[Start of Attachment]

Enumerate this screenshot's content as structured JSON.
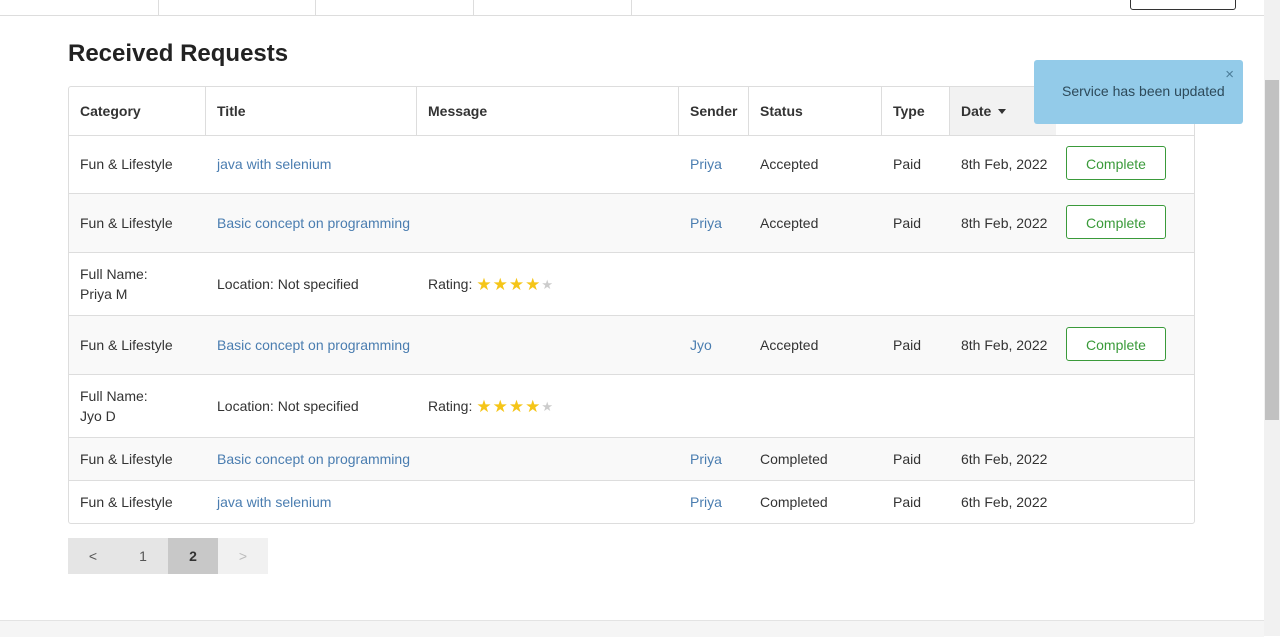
{
  "page": {
    "title": "Received Requests"
  },
  "columns": {
    "category": "Category",
    "title": "Title",
    "message": "Message",
    "sender": "Sender",
    "status": "Status",
    "type": "Type",
    "date": "Date"
  },
  "rows": [
    {
      "category": "Fun & Lifestyle",
      "title": "java with selenium",
      "message": "",
      "sender": "Priya",
      "status": "Accepted",
      "type": "Paid",
      "date": "8th Feb, 2022",
      "action": "Complete"
    },
    {
      "category": "Fun & Lifestyle",
      "title": "Basic concept on programming",
      "message": "",
      "sender": "Priya",
      "status": "Accepted",
      "type": "Paid",
      "date": "8th Feb, 2022",
      "action": "Complete"
    },
    {
      "full_name_label": "Full Name:",
      "full_name": "Priya M",
      "location": "Location: Not specified",
      "rating_label": "Rating:",
      "rating": 4
    },
    {
      "category": "Fun & Lifestyle",
      "title": "Basic concept on programming",
      "message": "",
      "sender": "Jyo",
      "status": "Accepted",
      "type": "Paid",
      "date": "8th Feb, 2022",
      "action": "Complete"
    },
    {
      "full_name_label": "Full Name:",
      "full_name": "Jyo D",
      "location": "Location: Not specified",
      "rating_label": "Rating:",
      "rating": 4
    },
    {
      "category": "Fun & Lifestyle",
      "title": "Basic concept on programming",
      "message": "",
      "sender": "Priya",
      "status": "Completed",
      "type": "Paid",
      "date": "6th Feb, 2022"
    },
    {
      "category": "Fun & Lifestyle",
      "title": "java with selenium",
      "message": "",
      "sender": "Priya",
      "status": "Completed",
      "type": "Paid",
      "date": "6th Feb, 2022"
    }
  ],
  "pagination": {
    "prev": "<",
    "pages": [
      "1",
      "2"
    ],
    "current": "2",
    "next": ">"
  },
  "toast": {
    "message": "Service has been updated",
    "close": "×"
  },
  "icons": {
    "sort": "caret-down-icon",
    "star": "star-icon",
    "close": "close-icon"
  },
  "colors": {
    "link": "#4a7db0",
    "success": "#3a9a3a",
    "toast_bg": "#93cbe9",
    "star": "#f5c518"
  }
}
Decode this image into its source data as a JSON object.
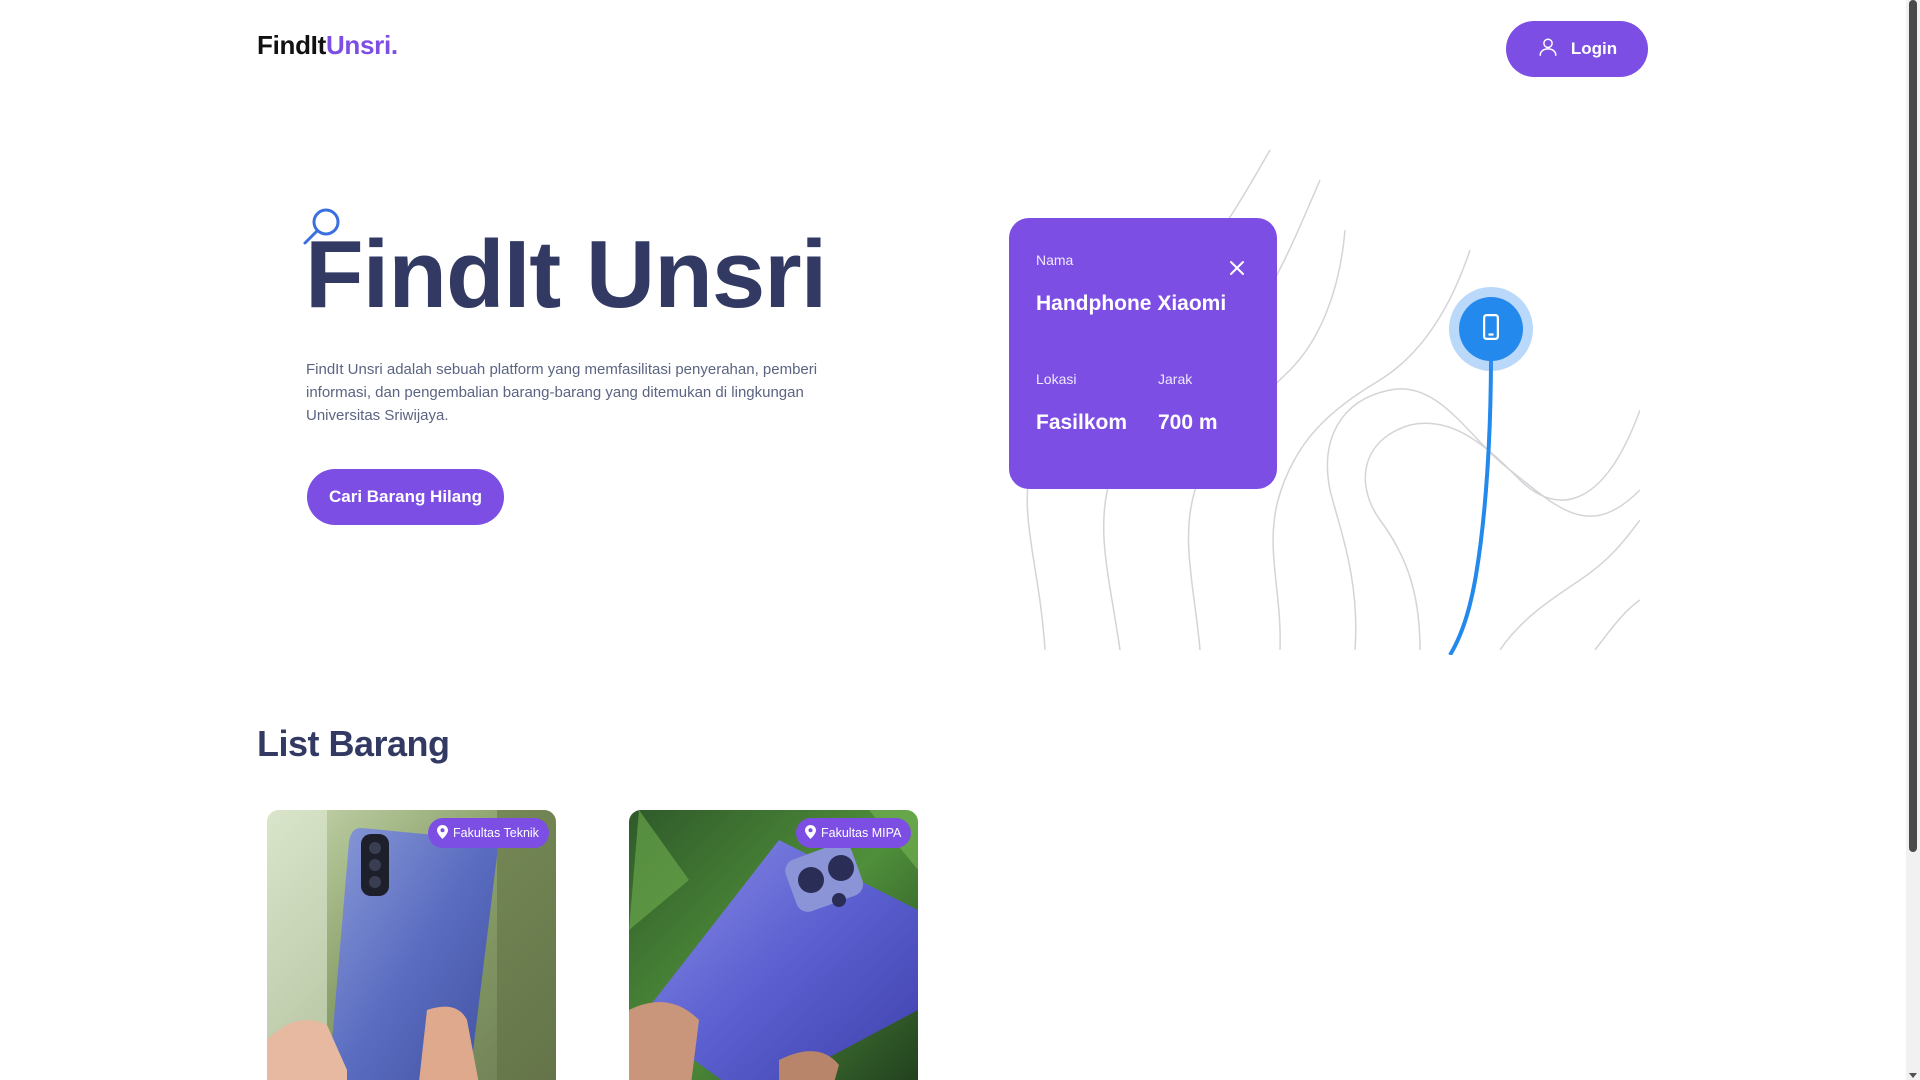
{
  "header": {
    "brand_part1": "FindIt",
    "brand_part2": "Unsri.",
    "login_label": "Login"
  },
  "hero": {
    "title": "FindIt Unsri",
    "description": "FindIt Unsri adalah sebuah platform yang memfasilitasi penyerahan, pemberi informasi, dan pengembalian barang-barang yang ditemukan di lingkungan Universitas Sriwijaya.",
    "cta_label": "Cari Barang Hilang"
  },
  "info_card": {
    "name_label": "Nama",
    "name_value": "Handphone Xiaomi",
    "location_label": "Lokasi",
    "location_value": "Fasilkom",
    "distance_label": "Jarak",
    "distance_value": "700 m"
  },
  "list_section": {
    "title": "List Barang",
    "items": [
      {
        "location": "Fakultas Teknik",
        "photo": "phone-samsung-blue"
      },
      {
        "location": "Fakultas MIPA",
        "photo": "phone-redmi-purple"
      }
    ]
  },
  "icons": {
    "login": "user-icon",
    "hero": "search-icon",
    "card_close": "close-icon",
    "map_pin": "smartphone-icon",
    "badge": "map-pin-icon"
  },
  "colors": {
    "accent": "#7c4ee4",
    "heading": "#323a64",
    "pin": "#2489ec"
  }
}
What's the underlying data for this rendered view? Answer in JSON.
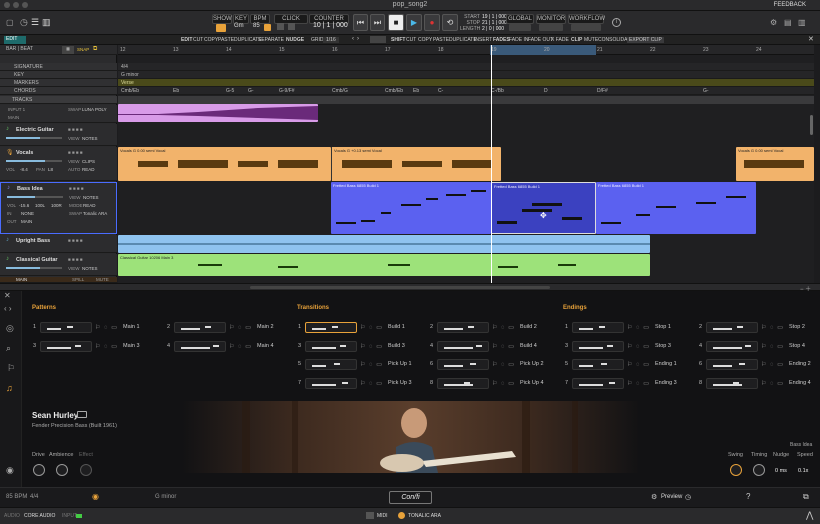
{
  "window": {
    "title": "pop_song2",
    "feedback": "FEEDBACK"
  },
  "toolbar": {
    "show": "SHOW",
    "key": "KEY",
    "bpm": "BPM",
    "click": "CLICK",
    "counter": "COUNTER",
    "key_val": "Gm",
    "bpm_val": "85",
    "counter_val": "10 | 1 | 000",
    "start_lbl": "START",
    "stop_lbl": "STOP",
    "length_lbl": "LENGTH",
    "start_val": "19 | 1 | 000",
    "stop_val": "21 | 1 | 000",
    "length_val": "2 | 0 | 000",
    "global": "GLOBAL",
    "monitor": "MONITOR",
    "workflow": "WORKFLOW"
  },
  "editbar": {
    "edit": "EDIT",
    "edit2": "EDIT",
    "cut": "CUT",
    "copy": "COPY",
    "paste": "PASTE",
    "duplicate": "DUPLICATE",
    "separate": "SEPARATE",
    "nudge": "NUDGE",
    "grid": "GRID",
    "grid_val": "1/16",
    "shift": "SHIFT",
    "cut2": "CUT",
    "copy2": "COPY",
    "paste2": "PASTE",
    "duplicate2": "DUPLICATE",
    "insert": "INSERT",
    "fades": "FADES",
    "fadein": "FADE IN",
    "fadeout": "FADE OUT",
    "xfade": "X FADE",
    "clip": "CLIP",
    "mute": "MUTE",
    "consolidate": "CONSOLIDATE",
    "export": "EXPORT CLIP"
  },
  "left": {
    "barbeat": "BAR | BEAT",
    "snap": "SNAP",
    "signature": "SIGNATURE",
    "key": "KEY",
    "markers": "MARKERS",
    "chords": "CHORDS",
    "tracks": "TRACKS"
  },
  "tracks": [
    {
      "name": "",
      "p1": "INPUT 1",
      "p2": "MAIN",
      "p3": "SWAP",
      "p3v": "LUNA POLY"
    },
    {
      "name": "Electric Guitar",
      "view": "VIEW",
      "viewv": "NOTES"
    },
    {
      "name": "Vocals",
      "view": "VIEW",
      "viewv": "CLIPS",
      "vol": "VOL",
      "volv": "-8.4",
      "pan": "PAN",
      "panv": "L8",
      "auto": "AUTO",
      "autov": "READ"
    },
    {
      "name": "Bass Idea",
      "view": "VIEW",
      "viewv": "NOTES",
      "vol": "VOL",
      "volv": "-15.6",
      "lo": "100L",
      "hi": "100R",
      "in": "IN",
      "inv": "NONE",
      "out": "OUT",
      "outv": "MAIN",
      "mode": "MODE",
      "modev": "READ",
      "swap": "SWAP",
      "swapv": "Tonalic ARA"
    },
    {
      "name": "Upright Bass"
    },
    {
      "name": "Classical Guitar",
      "view": "VIEW",
      "viewv": "NOTES"
    },
    {
      "name": "MAIN",
      "spill": "SPILL",
      "mute": "MUTE"
    }
  ],
  "ruler": [
    "12",
    "13",
    "14",
    "15",
    "16",
    "17",
    "18",
    "19",
    "20",
    "21",
    "22",
    "23",
    "24"
  ],
  "signature": "4/4",
  "keytrack": "G minor",
  "marker": "Verse",
  "chords": [
    "Cmb/Eb",
    "Eb",
    "G-5",
    "G-",
    "G-9/F#",
    "Cmb/G",
    "Cmb/Eb",
    "Eb",
    "C-",
    "C-/Bb",
    "D",
    "D/F#",
    "G-"
  ],
  "clips": {
    "vocal1": "Vocals  G  0.00 semi  Vocal",
    "vocal2": "Vocals  G  +0.13 semi  Vocal",
    "vocal3": "Vocals  G  0.00 semi  Vocal",
    "bass1": "Fretted Bass 6855 Build 1",
    "bass2": "Fretted Bass 6855 Build 1",
    "bass3": "Fretted Bass 6855 Build 1",
    "guitar": "Classical Guitar 10206 Main 3"
  },
  "panel": {
    "patterns_title": "Patterns",
    "transitions_title": "Transitions",
    "endings_title": "Endings",
    "patterns": [
      {
        "n": "1",
        "name": "Main 1"
      },
      {
        "n": "2",
        "name": "Main 2"
      },
      {
        "n": "3",
        "name": "Main 3"
      },
      {
        "n": "4",
        "name": "Main 4"
      }
    ],
    "transitions": [
      {
        "n": "1",
        "name": "Build 1"
      },
      {
        "n": "2",
        "name": "Build 2"
      },
      {
        "n": "3",
        "name": "Build 3"
      },
      {
        "n": "4",
        "name": "Build 4"
      },
      {
        "n": "5",
        "name": "Pick Up 1"
      },
      {
        "n": "6",
        "name": "Pick Up 2"
      },
      {
        "n": "7",
        "name": "Pick Up 3"
      },
      {
        "n": "8",
        "name": "Pick Up 4"
      }
    ],
    "endings": [
      {
        "n": "1",
        "name": "Stop 1"
      },
      {
        "n": "2",
        "name": "Stop 2"
      },
      {
        "n": "3",
        "name": "Stop 3"
      },
      {
        "n": "4",
        "name": "Stop 4"
      },
      {
        "n": "5",
        "name": "Ending 1"
      },
      {
        "n": "6",
        "name": "Ending 2"
      },
      {
        "n": "7",
        "name": "Ending 3"
      },
      {
        "n": "8",
        "name": "Ending 4"
      }
    ],
    "artist": "Sean Hurley",
    "instrument": "Fender Precision Bass (Built 1961)",
    "badge": "Bass Idea",
    "knobs_left": [
      "Drive",
      "Ambience",
      "Effect"
    ],
    "right_labels": [
      "Swing",
      "Timing",
      "Nudge",
      "Speed"
    ],
    "nudge": "0 ms",
    "speed": "0.1x"
  },
  "footer": {
    "bpm": "85 BPM",
    "sig": "4/4",
    "key": "G minor",
    "logo": "Con/fi",
    "preview": "Preview",
    "help": "?"
  },
  "status": {
    "audio": "AUDIO",
    "core": "CORE AUDIO",
    "input": "INPUT",
    "midi": "MIDI",
    "tonalic": "TONALIC ARA"
  }
}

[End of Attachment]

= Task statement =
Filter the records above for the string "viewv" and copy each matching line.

= Response to this task =
      "viewv": "NOTES"
      "viewv": "CLIPS",
      "viewv": "NOTES",
      "viewv": "NOTES"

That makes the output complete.